Yesterday’s mention of carbohydrates brings up another topic, one that was raised in the comments and in some email correspondence. Most drug companies with an internal screening collection are concerned, to some degree, about how greasy that collection has turned out to be. The concern comes from the general perception that the more hydrophobic a compound is, the harder it will be to progress to a drug. It would be safer to add a “past a certain limit” in that phrase somewhere, and it would also be safer to say that this rule is not as solid as some people believe it to be. At one point there was a lot of thought that polarity correlated pretty well with later PK and toxicity, but (as those links show) this is a more complicated story, although not everyone’s gotten that memo.
Rather than reopen that discussion, though, let’s come at the polar compound issue from another direction. In general, I think that the argument for having some more polar chemical matter is to be able to address a wider variety of binding sites. A look at (for example) antibiotics suggests that there are whole classes of useful drugs that are on the polar fringes of what medicinal chemists consider acceptable. We’re probably missing out by not having enough chemical matter in that region. (It’s worth remembering that even back in the early days of Lipinski’s “Rule of Five” that he explicitly noted that it did not seem to apply to antibiotics).
Naturally enough, one reason that there are so many comparatively hydrophobic species in the screening deck is that it’s been partially filled by all the med-chem optimization programs of years past, so you have a lot of later-stage analogs in there that may not be quite as “lead-like”. Another reason, which sounds like just an excuse but is pretty practical, when you get down to it, is that the more water-soluble compounds are harder to work with in the lab – harder to purify, harder to get concentrated down out of all that water, etc.

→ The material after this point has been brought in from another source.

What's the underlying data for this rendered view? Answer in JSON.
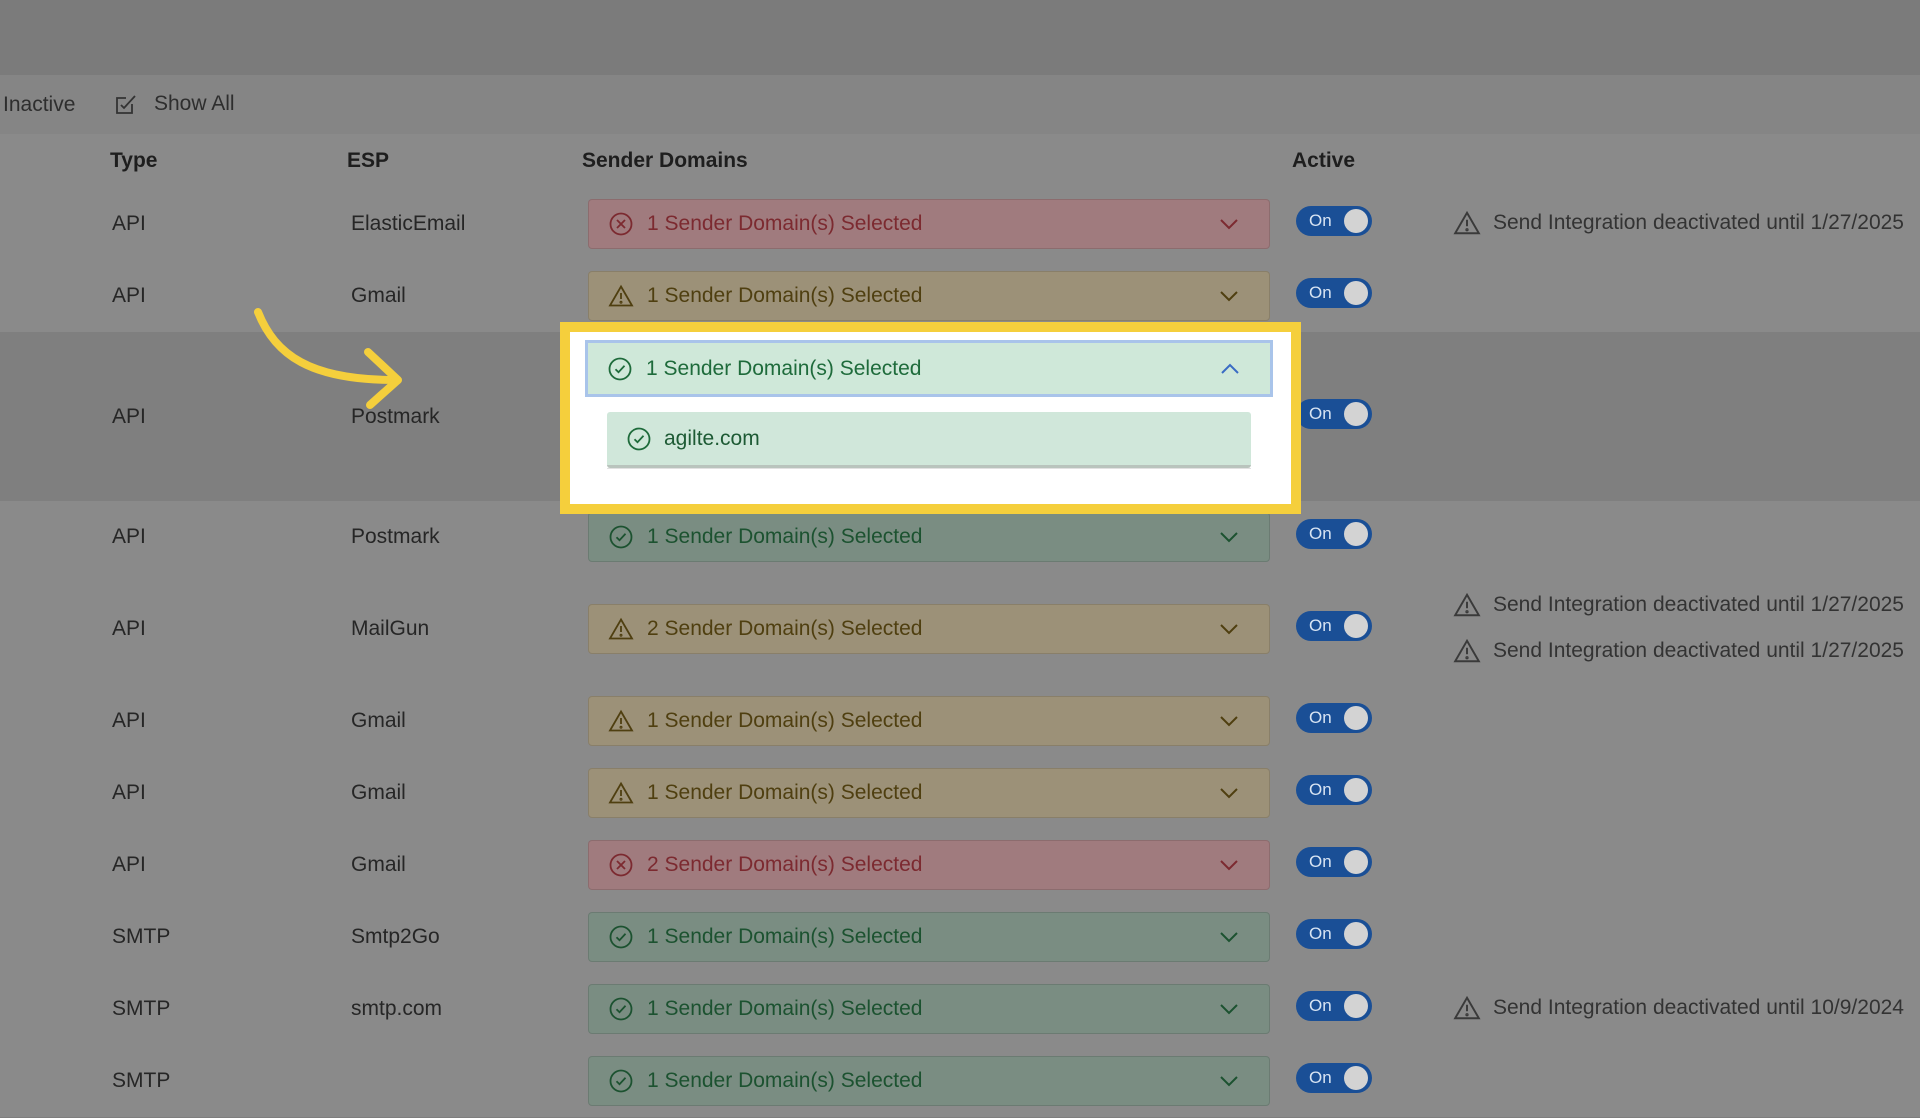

So why not fix this by just buying a lot of more hydrophilic stuff? That’s not an unreasonable idea, on the face of it, but how well does it work?
Perhaps not as well as you’d want. I’m willing to bet that similar-sized collections of “rather polar” and “rather nonpolar” screening compounds will show quite different hit rates across most screens, with the advantage going to the greasier ones. Hydrophobicity is one of the most reliable ways to get potency, after all – if your compound wants to flee the solution state for the comfort of a binding site, that’s what potency is, and a lot of binding sites are friendlier than bulk solvent. That’s not always the best way to get said potency, since your compound may not be so particular about what ports it sail into, but it is straightforward.
And the hydrophilic compounds have some extra issues. If they’re happier out there in the aqueous solvent than usual, they have comparatively less reason to go anywhere else. To go somewhere else, they’re also going to have to shed some of those solvating water molecules, and that’s a complicated process. You have the enthalpy of favorable hydrogen bonds to give up, balanced by the possible entropic gains in letting those waters go (but that all depends on how ordered they are in the bulk solvent versus around your compound). On the receiving end, your polar compound is going to have to make some polar interactions with the binding site for the whole process to have any thermodynamic chance at all – the worst thing of all is to poke a hydrogen-bonding group into an unreceptive binding region. But those polar interactions are pickier than the hydrophobic ones. Hydrogen bonds in particular are quite directional, and one that just misses is probably going to be worse than one that never was there to form in the first place. It’s not that placement doesn’t matter with hydrophobic interactions, but on the whole, they do tend to be “blobbier” than the polar ones.
So while I think that adding a bunch of polar chemical matter to the screening deck is a good idea, it’s not going to be any kind of instant fix. Especially if you’re going to have to have (as I suspect) two, three, four times as many of those compounds as you do of the “regular” kind in order to have a real effect on your screening hits. That’s my hypothesis, anyway – I’m pretty sure that no one has managed to put so many of these into their collections yet, though. I note that the “dark chemical matter” paper, which talked about compounds that look fine but never seem to hit in assays, found that such compounds tended to be noticeably more polar and have fewer aromatic rings. This, I’d say, is not at all accidental. But as that paper noted, if you do get a hit from this part of the collection, it’s worth prioritizing, because chances are lower that it’s leading you on. And I’d say the same for any unusually polar compound (polyhydroxylic, etc.) So long as it’s not full of quinones or the short list of things that (most of us) would immediately run from, it’s worth prioritizing.
This kind of thinking has implications for the “unnatural natural product” field. Natural products themselves have had evolutionary optimization; that’s why they’re so special (for some definitions of “special”). But there have been moves to more randomly replicate those kinds of structures, with those kinds of properties, as a way of getting more diverse chemical matter. I’m sympathetic, but as mentioned, I think that if you’re going to put together a collection like this, you’d better be prepared to make it a lot larger than you’ve probably planned for.